Content starts

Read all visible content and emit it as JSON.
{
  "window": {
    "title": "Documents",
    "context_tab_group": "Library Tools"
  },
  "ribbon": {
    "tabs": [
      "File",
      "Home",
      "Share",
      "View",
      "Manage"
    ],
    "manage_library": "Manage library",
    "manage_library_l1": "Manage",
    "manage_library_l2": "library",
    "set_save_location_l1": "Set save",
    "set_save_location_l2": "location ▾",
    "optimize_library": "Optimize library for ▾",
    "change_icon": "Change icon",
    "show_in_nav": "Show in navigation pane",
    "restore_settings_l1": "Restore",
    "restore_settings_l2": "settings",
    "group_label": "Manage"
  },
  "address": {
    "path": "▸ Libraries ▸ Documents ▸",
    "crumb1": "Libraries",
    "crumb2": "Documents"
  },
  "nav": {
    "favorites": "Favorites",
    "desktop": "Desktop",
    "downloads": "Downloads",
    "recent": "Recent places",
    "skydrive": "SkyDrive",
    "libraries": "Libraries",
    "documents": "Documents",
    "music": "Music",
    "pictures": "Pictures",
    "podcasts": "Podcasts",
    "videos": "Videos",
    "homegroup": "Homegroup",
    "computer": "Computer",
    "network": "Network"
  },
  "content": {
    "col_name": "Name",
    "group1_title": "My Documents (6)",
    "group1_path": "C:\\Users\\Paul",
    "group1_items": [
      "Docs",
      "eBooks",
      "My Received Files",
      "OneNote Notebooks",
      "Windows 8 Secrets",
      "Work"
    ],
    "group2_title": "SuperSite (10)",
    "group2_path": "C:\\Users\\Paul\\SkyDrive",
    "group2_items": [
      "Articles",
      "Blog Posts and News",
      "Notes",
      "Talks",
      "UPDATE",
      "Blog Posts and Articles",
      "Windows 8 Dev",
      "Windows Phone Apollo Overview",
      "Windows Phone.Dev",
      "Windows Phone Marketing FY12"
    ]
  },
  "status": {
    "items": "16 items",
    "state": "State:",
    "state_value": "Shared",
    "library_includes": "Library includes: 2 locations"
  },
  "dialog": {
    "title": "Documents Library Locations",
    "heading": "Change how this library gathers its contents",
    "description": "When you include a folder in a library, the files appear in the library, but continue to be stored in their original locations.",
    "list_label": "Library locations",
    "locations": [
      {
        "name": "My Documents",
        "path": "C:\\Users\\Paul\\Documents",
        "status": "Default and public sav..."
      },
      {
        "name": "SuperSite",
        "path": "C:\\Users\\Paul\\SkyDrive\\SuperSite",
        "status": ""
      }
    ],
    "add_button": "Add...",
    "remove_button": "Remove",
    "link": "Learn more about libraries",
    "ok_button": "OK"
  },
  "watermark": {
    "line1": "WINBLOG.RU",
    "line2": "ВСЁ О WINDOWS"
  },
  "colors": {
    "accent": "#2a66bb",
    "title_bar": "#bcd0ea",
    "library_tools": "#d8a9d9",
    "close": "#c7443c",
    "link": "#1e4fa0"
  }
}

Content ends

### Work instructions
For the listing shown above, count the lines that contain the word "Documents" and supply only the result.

### Written reply
8